Must-reads: …Christie Blatchford on Gerry Ritz; Doug Saunders on the Eurabia hypothesis;
Must-reads: Christie Blatchford on Gerry Ritz; Doug Saunders on the Eurabia hypothesis; David Olive on uniting the left; John Ivison in northern Ontario; Rosie DiManno and Peter Worthington on Afghanistan; Scott Taylor on Canada and the Caucasus; Konrad Yakabuski on Justin Trudeau; L. Ian MacDonald on what Jean Charest’s up to.
On the issues
Behold: all the things we’re not talking about!

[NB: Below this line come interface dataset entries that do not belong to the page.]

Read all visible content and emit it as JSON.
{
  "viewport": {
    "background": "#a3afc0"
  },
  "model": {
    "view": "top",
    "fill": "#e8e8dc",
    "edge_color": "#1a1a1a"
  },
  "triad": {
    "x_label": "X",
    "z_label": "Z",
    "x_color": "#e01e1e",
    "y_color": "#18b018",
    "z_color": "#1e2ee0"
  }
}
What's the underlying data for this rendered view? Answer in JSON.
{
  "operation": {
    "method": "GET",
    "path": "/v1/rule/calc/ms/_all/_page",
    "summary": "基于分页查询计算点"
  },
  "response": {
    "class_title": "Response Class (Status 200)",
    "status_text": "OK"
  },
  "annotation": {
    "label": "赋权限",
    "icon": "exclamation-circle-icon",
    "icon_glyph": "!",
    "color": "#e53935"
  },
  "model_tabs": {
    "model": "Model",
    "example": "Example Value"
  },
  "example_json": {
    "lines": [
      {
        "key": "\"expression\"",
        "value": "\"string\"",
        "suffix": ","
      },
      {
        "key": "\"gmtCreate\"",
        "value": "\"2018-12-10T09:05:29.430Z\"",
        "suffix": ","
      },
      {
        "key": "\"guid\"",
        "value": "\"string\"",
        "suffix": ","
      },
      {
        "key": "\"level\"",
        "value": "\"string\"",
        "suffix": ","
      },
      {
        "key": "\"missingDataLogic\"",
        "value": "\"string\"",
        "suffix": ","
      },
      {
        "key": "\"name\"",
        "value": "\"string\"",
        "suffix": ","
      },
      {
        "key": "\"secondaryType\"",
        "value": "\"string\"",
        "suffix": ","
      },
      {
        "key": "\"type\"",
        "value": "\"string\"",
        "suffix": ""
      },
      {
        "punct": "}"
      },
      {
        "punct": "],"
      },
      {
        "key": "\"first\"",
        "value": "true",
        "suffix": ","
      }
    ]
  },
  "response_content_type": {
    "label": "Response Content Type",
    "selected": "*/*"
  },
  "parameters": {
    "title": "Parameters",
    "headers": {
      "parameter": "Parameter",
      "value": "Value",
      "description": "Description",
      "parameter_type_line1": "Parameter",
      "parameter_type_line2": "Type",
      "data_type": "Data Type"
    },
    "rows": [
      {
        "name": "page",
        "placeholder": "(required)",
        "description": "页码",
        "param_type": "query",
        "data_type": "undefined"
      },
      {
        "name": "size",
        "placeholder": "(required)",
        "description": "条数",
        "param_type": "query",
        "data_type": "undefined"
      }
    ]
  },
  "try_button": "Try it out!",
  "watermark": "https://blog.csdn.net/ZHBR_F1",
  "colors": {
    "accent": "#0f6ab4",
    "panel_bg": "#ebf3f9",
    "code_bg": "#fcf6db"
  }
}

The Toronto Sun‘s Peter Worthington is not impressed by the “tomb of silence” in which the Harperites have sealed all matters military: notably, committing to withdraw from Afghanistan in July 2011 and replacing the outspoken Rick Hillier with Walter Natynczyk, who seems more shy about vocally “standing up for soldiers and reviving our combat character”—both of which, in Worthington’s view, seem to make the Prime Minister “nervous.” The army needs at least “an additional brigade,” he argues, and ideally to double in size, but recent events lead him to fear that “lethargy is again taking over before the military rebuilding job is done.”
“The yearning for peace in Afghanistan hasn’t dwindled,” the Toronto Star‘s Rosie DiManno assures us, but “there is growing disenchantment with NATO, which clearly can’t contend with a resurgent Taliban.” American troops redeployed from Iraq might be able to do the job, she argues, but “the whole point of NATO taking over responsibility of Afghanistan—besides justifying its existence post Cold War—was to put a multinational face, earnest and humanitarian, on the mission.” Due to many factors including the component nations’ inability or unwillingness to commit enough troops to combat duty, DiManno seems more or less ready to call that mission a failure.